YOUR INSTRUCTIONS:
Each line from the one holding "Convert this screenshot" through the final line of the data below is to be given again exactly, and no other line is to appear.

MATERIAL PROVIDED:
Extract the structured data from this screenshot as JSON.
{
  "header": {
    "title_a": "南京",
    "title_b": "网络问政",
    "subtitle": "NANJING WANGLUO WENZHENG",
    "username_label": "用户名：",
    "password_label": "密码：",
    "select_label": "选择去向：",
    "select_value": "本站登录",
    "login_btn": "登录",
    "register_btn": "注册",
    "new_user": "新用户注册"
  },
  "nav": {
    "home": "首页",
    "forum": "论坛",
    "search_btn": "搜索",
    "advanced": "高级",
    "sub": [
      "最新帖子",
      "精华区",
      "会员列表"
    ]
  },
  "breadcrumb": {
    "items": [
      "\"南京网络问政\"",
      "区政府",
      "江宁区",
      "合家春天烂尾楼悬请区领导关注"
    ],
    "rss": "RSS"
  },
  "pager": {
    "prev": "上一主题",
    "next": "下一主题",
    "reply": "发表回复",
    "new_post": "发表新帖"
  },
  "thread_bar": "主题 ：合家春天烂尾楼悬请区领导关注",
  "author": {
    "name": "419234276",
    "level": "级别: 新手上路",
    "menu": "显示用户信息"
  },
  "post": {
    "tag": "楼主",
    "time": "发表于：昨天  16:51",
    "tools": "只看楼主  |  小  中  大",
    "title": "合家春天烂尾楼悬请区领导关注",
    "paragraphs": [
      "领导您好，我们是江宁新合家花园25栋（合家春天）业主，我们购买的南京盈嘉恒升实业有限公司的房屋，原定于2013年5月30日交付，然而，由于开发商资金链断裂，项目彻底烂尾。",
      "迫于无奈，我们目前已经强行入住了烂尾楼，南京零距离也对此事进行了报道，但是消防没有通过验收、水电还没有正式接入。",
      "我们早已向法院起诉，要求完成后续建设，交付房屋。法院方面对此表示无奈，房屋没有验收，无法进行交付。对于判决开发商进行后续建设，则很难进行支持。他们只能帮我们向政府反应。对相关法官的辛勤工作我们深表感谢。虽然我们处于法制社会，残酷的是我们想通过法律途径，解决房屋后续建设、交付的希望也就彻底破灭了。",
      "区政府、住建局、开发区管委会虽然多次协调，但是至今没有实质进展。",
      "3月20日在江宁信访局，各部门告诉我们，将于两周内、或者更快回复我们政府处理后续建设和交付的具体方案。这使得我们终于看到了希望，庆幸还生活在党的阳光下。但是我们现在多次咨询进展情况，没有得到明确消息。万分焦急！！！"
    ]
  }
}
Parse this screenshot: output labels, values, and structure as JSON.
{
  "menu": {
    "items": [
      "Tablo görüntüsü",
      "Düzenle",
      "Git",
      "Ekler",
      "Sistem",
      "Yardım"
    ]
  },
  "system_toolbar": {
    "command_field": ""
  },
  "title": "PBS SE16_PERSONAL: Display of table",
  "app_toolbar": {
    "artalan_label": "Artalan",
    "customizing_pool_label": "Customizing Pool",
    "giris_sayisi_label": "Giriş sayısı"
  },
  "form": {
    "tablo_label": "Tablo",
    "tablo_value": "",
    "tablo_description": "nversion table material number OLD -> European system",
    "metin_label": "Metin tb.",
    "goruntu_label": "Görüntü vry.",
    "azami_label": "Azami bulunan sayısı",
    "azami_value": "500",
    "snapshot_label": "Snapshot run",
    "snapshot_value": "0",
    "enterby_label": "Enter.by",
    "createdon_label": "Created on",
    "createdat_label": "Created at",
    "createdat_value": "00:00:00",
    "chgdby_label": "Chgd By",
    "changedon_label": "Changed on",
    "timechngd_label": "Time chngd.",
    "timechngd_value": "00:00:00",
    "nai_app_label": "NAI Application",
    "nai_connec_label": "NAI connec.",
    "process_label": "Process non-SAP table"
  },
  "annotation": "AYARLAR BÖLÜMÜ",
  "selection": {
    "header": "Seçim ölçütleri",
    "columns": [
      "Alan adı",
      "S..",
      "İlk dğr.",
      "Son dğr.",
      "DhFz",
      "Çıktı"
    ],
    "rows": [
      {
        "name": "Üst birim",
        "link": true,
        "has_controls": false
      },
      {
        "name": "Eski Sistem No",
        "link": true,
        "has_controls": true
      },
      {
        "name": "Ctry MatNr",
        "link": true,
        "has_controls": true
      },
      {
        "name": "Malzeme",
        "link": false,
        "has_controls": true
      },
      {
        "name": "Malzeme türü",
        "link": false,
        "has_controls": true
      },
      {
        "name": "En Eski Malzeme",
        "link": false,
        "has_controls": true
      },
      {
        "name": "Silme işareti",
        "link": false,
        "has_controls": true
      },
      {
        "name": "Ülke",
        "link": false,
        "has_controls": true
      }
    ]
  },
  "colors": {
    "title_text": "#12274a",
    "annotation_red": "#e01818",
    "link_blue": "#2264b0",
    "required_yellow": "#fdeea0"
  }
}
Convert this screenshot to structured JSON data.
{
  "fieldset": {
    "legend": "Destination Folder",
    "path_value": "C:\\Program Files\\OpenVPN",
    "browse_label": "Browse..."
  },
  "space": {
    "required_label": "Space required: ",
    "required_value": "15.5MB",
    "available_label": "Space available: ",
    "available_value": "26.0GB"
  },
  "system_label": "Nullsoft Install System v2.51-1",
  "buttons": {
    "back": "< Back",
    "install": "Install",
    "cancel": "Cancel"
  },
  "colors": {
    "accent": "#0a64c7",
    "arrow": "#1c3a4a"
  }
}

OUTPUT OF THE EXERCISE:
Convert this screenshot to structured JSON data.
{
  "fieldset": {
    "legend": "Destination Folder",
    "path_value": "C:\\Program Files\\OpenVPN",
    "browse_label": "Browse..."
  },
  "space": {
    "required_label": "Space required: ",
    "required_value": "15.5MB",
    "available_label": "Space available: ",
    "available_value": "26.0GB"
  },
  "system_label": "Nullsoft Install System v2.51-1",
  "buttons": {
    "back": "< Back",
    "install": "Install",
    "cancel": "Cancel"
  },
  "colors": {
    "accent": "#0a64c7",
    "arrow": "#1c3a4a"
  }
}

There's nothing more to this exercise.